• Read a narrative guide to a subject area to get an overview of the subject before beginning detailed research
• Use the bibliography and supporting text provided to conduct more detailed research
• Get an overview of the best scholarship available whether it be a book, chapter, journal, website, or database from both subscription and free resources
• Use a resource that is editorially monitored by an Editor-in-Chief and Editorial Board made up of leading academics in the field from around the world to aid your study
• Keep up-to-date with the latest scholarship in your field as the site expands to reflect newly available material”

Bibliographies in the following subjects are already available, with more to come through the year:
• Atlantic History
• Classics
• Criminology
• Islamic Studies
• Philosophy
• Renaissance and Reformation
• Social Work

You can access Oxford Bibliographies Online through the
library catalogue or through LibGuides. Off-campus access is provided through EZproxy as usual.

If you wish to be involved, and/or want more information about Oxford Bibliographies Online, please contact
Martin Wolf.

Tuesday, December 14, 2010

Accessing HighWire articles in journals we don't subscribe to

HighWire Press host journals from SAGE, Oxford University Press, and a large number of society publishers, mainly in Medicine and the Biosciences (e.g. BMJ and PNAS).

A very handy feature of HighWire Press journals is that HighWire articles cited by another HighWire article are free!

For example, if you want to access the full-text of this article in Science Translational Medicine:

it seems that you can't because we don't subscribe to that journal.

Below the abstract it shows that it has been cited by an article in Cancer Research:

We subscribe to Cancer Research, and both Cancer Research and Science Translational Medicine are hosted by HighWire Press so that means we can access the Science Translational Medicine article, as long as we do so via the Cancer Research article!

So go to: and then click on the Full Text link (not Full Text PDF) to get to

You need to be on-campus or using Apps Anywhere to get access – the next step won’t work if your URL includes because we haven’t configured EZproxy to work with Science Translational Medicine.

Scroll down to the references and you see the article you want is number 27 and has a free full text link. Follow that link and you will be able to access the Science Translational Medicine article because you have been referred to it from Cancer Research. (Actually, if you have come via EZproxy then right-click on the FREE Full Text link, copy the shortcut, paste it into your browser's location bar and then delete the bit of the URL before you hit Return).

For a full list of HighWire Press journals, see

Sunday, December 05, 2010

OED Online relaunched

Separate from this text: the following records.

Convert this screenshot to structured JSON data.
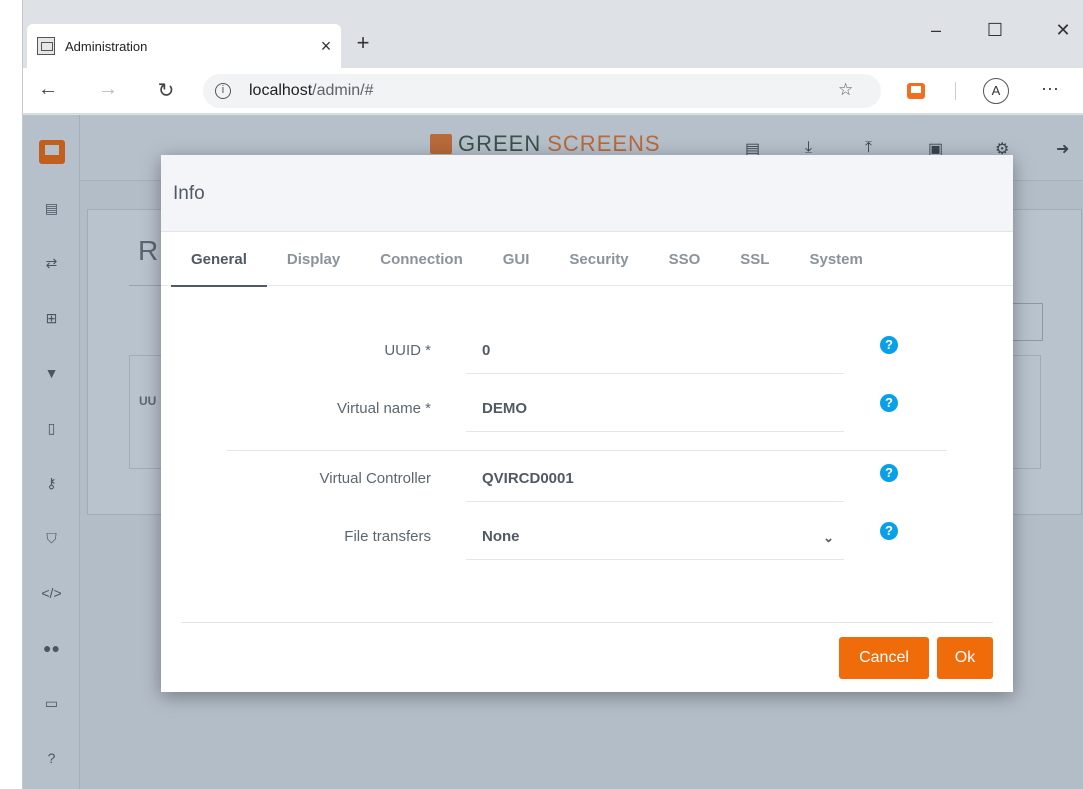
{
  "browser": {
    "tab_title": "Administration",
    "tab_close": "×",
    "new_tab": "+",
    "window_minimize": "–",
    "window_maximize": "☐",
    "window_close": "✕",
    "back": "←",
    "forward": "→",
    "reload": "↻",
    "info": "i",
    "url_host": "localhost",
    "url_path": "/admin/#",
    "star": "☆",
    "profile": "A",
    "more": "···"
  },
  "app": {
    "brand_green": "GREEN",
    "brand_screens": "SCREENS",
    "background_heading_initial": "R",
    "background_column_initial": "UU"
  },
  "modal": {
    "title": "Info",
    "tabs": [
      {
        "label": "General",
        "active": true
      },
      {
        "label": "Display"
      },
      {
        "label": "Connection"
      },
      {
        "label": "GUI"
      },
      {
        "label": "Security"
      },
      {
        "label": "SSO"
      },
      {
        "label": "SSL"
      },
      {
        "label": "System"
      }
    ],
    "fields": [
      {
        "label": "UUID *",
        "value": "0"
      },
      {
        "label": "Virtual name *",
        "value": "DEMO"
      },
      {
        "label": "Virtual Controller",
        "value": "QVIRCD0001"
      },
      {
        "label": "File transfers",
        "value": "None"
      }
    ],
    "help_glyph": "?",
    "select_arrow": "⌄",
    "cancel_label": "Cancel",
    "ok_label": "Ok"
  },
  "icons": {
    "sidebar": [
      "monitor-icon",
      "list-icon",
      "transfer-icon",
      "sitemap-icon",
      "filter-icon",
      "mobile-icon",
      "key-icon",
      "shield-icon",
      "code-icon",
      "users-icon",
      "desktop-icon",
      "help-icon"
    ],
    "topbar": [
      "list-icon",
      "download-icon",
      "upload-icon",
      "id-card-icon",
      "gears-icon",
      "sign-out-icon"
    ]
  },
  "colors": {
    "accent": "#f06c0a",
    "help": "#0aa0e8",
    "brand_orange": "#b86a3a"
  }
}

The Oxford English Dictionary has been relaunched. If you have bookmarked the OED Online, please update your bookmark to (The old site will continue to be available until the end of March 2011 at

The site has been made easier to use, with many new features:

Search results have changed from simple lists to visualizations/timelines, and you can start with a broad search and use filters to narrow your results.

There are now pages about the OED's most cited authors and texts, with links to the DNB, and an 'Aspects of English' section with descriptive articles on language, past and present.

The entire text of the Historical Thesaurus to the OED has been integrated into the OED Online so that you can follow semantic links throughout the dictionary.